Directions: Search the entries for the word "JSON" and report each line that has it.

Available records:
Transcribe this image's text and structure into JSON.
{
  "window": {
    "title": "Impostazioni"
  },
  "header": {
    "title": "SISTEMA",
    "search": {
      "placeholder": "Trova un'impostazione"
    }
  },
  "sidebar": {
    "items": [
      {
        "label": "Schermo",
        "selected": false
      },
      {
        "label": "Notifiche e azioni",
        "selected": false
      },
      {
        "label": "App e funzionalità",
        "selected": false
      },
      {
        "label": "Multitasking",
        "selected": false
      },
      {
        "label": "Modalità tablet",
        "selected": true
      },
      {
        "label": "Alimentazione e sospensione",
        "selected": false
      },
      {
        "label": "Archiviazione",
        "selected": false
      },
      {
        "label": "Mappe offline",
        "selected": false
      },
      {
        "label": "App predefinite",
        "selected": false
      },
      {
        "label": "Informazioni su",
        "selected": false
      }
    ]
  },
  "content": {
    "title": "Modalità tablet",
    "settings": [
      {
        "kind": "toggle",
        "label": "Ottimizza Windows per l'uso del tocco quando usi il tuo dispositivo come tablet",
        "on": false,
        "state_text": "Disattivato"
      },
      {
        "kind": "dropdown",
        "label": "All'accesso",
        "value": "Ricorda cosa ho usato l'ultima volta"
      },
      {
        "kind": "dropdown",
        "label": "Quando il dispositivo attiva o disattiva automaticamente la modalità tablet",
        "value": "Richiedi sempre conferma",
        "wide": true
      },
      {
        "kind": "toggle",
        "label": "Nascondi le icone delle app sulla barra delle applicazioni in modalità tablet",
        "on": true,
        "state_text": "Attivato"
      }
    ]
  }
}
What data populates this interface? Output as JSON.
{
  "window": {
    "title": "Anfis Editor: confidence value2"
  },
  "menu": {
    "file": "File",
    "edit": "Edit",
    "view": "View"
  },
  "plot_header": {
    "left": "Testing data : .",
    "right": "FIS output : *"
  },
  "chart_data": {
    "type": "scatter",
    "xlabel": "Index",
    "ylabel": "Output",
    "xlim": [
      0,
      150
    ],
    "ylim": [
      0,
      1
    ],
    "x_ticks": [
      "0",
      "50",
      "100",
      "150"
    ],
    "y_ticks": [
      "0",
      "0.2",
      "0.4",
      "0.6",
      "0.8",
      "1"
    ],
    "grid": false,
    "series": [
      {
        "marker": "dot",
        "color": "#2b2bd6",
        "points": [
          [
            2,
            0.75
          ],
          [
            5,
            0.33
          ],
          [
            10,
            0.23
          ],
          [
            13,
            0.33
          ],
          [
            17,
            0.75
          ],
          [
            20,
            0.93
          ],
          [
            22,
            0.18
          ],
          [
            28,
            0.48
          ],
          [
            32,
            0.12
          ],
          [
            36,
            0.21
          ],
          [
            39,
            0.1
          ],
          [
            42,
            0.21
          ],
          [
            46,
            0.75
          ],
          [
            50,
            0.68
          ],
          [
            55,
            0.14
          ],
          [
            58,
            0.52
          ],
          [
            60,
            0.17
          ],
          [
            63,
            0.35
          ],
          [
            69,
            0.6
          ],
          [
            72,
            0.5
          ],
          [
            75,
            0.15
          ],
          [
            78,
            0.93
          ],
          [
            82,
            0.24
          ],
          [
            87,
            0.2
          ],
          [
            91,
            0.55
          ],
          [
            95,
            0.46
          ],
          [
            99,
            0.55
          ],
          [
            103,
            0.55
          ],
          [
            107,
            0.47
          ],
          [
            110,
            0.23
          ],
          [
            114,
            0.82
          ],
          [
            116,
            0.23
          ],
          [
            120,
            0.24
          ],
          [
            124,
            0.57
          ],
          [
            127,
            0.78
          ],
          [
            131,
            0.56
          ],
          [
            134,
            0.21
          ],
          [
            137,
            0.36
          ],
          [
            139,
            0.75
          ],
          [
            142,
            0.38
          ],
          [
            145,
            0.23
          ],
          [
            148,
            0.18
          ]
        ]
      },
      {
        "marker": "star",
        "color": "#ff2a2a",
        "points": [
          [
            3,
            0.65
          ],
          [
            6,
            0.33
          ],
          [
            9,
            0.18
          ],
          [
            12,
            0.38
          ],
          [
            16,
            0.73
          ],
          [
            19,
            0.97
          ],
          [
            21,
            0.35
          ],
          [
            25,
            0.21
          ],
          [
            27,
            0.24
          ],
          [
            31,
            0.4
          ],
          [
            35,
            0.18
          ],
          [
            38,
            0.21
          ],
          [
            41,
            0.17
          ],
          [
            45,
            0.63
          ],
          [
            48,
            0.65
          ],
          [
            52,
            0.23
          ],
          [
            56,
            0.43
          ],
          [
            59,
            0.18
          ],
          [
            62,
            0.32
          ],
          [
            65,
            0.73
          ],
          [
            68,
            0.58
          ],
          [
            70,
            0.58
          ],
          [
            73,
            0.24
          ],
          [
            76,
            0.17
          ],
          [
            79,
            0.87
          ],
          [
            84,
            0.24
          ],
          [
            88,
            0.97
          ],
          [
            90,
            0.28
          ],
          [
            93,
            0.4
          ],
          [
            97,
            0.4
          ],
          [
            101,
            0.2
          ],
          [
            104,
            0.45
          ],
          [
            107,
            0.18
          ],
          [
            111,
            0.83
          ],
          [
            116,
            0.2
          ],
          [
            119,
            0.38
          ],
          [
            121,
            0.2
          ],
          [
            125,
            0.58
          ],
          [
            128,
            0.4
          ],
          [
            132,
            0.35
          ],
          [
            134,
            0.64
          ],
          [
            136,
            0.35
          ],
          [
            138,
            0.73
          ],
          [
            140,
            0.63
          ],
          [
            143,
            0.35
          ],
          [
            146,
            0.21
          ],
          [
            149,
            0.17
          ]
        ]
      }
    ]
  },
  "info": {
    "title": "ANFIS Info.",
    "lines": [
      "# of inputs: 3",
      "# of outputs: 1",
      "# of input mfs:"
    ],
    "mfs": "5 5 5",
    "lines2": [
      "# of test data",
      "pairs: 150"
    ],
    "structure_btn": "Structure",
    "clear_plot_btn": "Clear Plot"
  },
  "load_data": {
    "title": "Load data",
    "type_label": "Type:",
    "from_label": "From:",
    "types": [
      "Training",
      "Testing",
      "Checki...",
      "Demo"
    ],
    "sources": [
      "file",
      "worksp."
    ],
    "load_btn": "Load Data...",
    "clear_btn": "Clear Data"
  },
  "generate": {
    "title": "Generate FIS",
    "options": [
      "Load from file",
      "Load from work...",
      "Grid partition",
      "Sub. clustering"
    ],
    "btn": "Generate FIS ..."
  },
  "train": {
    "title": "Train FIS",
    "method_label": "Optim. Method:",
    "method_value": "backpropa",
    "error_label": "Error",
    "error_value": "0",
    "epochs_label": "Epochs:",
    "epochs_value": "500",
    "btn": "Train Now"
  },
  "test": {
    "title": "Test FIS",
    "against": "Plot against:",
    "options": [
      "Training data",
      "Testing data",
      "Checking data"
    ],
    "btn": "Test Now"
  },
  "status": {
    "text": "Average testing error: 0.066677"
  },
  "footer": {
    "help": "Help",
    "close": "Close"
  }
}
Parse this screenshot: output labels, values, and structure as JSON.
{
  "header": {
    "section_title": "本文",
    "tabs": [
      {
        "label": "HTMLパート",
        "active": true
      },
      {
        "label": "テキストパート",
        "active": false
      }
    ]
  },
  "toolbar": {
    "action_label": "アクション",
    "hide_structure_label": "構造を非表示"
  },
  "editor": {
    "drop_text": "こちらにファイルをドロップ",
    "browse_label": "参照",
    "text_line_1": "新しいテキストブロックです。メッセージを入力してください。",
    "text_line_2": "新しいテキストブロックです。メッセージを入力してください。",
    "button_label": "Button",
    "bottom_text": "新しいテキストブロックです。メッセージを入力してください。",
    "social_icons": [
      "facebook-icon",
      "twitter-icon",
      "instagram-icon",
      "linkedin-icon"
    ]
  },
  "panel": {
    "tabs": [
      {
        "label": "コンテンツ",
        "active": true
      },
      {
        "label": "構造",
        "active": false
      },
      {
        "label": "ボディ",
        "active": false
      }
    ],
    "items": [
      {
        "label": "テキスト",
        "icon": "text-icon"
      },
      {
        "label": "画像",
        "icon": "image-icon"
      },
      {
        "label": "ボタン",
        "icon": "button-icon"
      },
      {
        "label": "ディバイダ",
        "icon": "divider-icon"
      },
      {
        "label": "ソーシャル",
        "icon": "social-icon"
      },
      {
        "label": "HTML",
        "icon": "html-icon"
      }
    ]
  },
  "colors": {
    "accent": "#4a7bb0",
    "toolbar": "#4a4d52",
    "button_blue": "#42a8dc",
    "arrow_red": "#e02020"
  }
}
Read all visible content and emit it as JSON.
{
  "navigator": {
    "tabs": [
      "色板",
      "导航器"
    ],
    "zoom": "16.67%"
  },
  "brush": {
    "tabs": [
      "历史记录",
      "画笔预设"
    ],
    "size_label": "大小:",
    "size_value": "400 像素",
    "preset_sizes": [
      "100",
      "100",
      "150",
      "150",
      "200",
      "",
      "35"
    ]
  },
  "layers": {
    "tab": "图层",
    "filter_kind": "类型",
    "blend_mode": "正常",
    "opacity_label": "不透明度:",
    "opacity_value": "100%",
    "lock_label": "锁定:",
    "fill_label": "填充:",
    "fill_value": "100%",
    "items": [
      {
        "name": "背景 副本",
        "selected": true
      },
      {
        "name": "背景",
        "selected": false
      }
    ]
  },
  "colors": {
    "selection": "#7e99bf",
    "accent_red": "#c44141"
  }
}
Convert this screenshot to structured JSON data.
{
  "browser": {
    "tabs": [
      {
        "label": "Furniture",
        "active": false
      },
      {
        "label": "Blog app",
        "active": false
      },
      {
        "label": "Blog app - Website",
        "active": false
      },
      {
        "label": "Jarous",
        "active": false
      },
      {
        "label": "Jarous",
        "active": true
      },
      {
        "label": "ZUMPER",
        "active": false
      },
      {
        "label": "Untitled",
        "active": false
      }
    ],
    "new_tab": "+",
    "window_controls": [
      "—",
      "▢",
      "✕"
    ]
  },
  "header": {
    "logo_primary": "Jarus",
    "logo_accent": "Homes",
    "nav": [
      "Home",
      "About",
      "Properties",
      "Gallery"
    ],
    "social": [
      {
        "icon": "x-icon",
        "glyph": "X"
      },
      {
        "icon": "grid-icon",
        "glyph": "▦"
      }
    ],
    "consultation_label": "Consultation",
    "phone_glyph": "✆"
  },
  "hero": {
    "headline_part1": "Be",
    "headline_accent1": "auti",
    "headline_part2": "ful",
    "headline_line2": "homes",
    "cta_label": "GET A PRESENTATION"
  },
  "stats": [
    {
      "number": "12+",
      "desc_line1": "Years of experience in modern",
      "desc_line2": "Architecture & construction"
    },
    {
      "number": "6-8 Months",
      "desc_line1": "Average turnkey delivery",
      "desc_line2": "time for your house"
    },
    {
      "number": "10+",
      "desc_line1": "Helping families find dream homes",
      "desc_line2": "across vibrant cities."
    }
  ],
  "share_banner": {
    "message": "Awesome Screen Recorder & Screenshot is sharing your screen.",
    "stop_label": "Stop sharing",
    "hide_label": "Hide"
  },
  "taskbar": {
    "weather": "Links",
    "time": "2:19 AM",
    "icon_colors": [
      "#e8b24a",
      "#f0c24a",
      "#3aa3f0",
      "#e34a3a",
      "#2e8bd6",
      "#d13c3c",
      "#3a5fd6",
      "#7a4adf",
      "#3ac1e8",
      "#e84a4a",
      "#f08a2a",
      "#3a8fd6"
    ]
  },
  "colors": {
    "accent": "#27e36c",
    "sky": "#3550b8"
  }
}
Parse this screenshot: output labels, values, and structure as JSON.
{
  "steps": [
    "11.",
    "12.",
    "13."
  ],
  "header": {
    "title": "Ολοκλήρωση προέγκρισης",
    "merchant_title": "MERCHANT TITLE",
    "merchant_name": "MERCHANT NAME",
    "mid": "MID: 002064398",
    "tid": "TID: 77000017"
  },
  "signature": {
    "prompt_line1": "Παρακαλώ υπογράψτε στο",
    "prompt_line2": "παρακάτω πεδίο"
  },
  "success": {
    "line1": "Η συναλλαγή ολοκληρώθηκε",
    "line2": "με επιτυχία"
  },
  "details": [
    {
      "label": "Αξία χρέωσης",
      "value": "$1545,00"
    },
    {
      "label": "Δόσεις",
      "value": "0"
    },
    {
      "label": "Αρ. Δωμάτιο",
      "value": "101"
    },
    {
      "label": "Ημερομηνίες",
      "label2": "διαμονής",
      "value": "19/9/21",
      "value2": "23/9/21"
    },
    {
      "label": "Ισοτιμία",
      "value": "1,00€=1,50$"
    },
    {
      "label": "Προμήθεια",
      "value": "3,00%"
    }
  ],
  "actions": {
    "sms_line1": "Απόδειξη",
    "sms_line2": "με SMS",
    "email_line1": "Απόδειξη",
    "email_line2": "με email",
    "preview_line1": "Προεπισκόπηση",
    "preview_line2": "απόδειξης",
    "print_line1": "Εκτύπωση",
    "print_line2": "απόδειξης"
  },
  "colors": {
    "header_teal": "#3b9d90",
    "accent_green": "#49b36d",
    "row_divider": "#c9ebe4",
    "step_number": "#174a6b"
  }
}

Result:
Transcribe this image's text and structure into JSON.
What data populates this interface? Output as JSON.
Parse this screenshot: output labels, values, and structure as JSON.
Read all visible content and emit it as JSON.
Convert this screenshot to structured JSON data.
Parse this screenshot: output labels, values, and structure as JSON.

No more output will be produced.